-- While China is the world's single biggest market, there's also a lot of smart grid interest in developing economies like India and Latin America, with a host of smart grid giants involved. The latest is Ventyx, the software arm of grid giant ABB, which has landed new contracts with CDEC-SIC in Chile and UTE in Uruguay to provide its SCADA and energy management system platform.
CDEC-SIC is Chile’s independent system operator that coordinates the operation of the grid that covers more than 90 percent of the country’s population. The Ventyx Network Manager will be used to improve system reliability in Chile.
In Uruguay, Ventyx will be used to replace UTEE’s current SCADA/EMS system and to do automatic generation control, balancing wind with base load generation.

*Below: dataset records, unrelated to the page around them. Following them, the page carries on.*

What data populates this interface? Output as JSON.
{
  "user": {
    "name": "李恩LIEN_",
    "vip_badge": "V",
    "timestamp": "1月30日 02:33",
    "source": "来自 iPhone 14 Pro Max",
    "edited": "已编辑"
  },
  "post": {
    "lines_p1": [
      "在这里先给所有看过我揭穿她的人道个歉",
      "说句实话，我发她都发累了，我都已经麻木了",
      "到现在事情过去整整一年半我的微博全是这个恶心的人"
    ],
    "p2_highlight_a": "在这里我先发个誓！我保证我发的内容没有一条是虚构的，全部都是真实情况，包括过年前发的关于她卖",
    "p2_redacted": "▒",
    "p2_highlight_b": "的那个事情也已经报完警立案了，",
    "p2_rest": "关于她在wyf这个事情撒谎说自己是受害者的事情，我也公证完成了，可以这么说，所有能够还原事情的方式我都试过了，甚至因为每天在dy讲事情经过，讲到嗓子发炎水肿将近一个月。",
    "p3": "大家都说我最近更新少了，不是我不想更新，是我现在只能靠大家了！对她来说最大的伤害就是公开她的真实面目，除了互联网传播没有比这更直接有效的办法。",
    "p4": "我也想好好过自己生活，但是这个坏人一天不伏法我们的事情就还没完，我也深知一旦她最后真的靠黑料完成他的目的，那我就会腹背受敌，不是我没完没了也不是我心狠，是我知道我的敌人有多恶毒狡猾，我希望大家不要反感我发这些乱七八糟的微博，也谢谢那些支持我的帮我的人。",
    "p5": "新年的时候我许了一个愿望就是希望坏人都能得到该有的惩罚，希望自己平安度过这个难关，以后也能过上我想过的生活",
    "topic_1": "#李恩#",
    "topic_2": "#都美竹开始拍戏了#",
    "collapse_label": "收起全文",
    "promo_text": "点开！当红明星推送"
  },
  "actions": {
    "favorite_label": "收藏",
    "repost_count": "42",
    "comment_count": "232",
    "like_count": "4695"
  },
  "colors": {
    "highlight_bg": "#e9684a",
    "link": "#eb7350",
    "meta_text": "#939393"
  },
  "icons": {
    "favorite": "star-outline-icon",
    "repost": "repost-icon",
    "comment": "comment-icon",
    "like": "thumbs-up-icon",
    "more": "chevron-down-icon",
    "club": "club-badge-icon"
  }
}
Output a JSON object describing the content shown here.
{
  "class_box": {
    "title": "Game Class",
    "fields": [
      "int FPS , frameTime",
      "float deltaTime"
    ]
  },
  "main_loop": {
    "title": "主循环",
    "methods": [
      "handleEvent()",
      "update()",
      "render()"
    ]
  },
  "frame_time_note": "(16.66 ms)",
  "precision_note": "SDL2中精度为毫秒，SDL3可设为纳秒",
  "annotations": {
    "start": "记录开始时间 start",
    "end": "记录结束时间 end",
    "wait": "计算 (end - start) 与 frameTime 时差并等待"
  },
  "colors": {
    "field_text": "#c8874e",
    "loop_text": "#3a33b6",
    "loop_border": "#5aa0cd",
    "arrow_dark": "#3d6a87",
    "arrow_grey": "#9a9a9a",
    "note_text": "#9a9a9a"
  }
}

"Modern electric power companies are faced with evolving industry standards and market rules, in addition to ever-growing demands on operational performance. Ventyx is pleased to provide a proven, scalable smart grid solution that not only meets present demands, but will address the future needs of CDEC-SIC and UTE," Oscar Tillberg, vice president and general manager of Ventyx Distribution Operations Solutions, said in a statement.
The two new contracts only expand upon Ventyx’s position in South America, which has been heating up in the past six months. The ABB-owned company also recently established a Center of Excellence in Brazil, to build its local presence.
To compete in emerging markets, ABB is still on a buying spree, according to recent reports. CEO Joe Hogan said that the company is still looking to acquisitions to fill in holes in its offerings worldwide. It's also expecting more news out of Latin America, said Chris Warrington, president for the Americas at Ventyx.
-- In other international smart grid news, Current, which provides smart grid hardware and software, has just expanded its footprint in Europe, where most of its business resides. Two distribution companies, UK Power Networks and Western Power Distribution, selected Current’s power quality analytic sensors for a pilot.
The pilot projects will gather information off the grid to evaluate low carbon technologies for network planning, including demand side management and dealing with network constraints. The projects are funded by the U.K. government’s Office of Gas and Electricity Market’s Low Carbon Networks fund, which is part of the country’s mandate to move to a low-carbon economy.
Current, which is based in Germantown, Md., mostly operates in Europe, but a $13 million funding round in the fall of last year will support its continued growth and Europe, as well as a move into Asia-Pacific markets.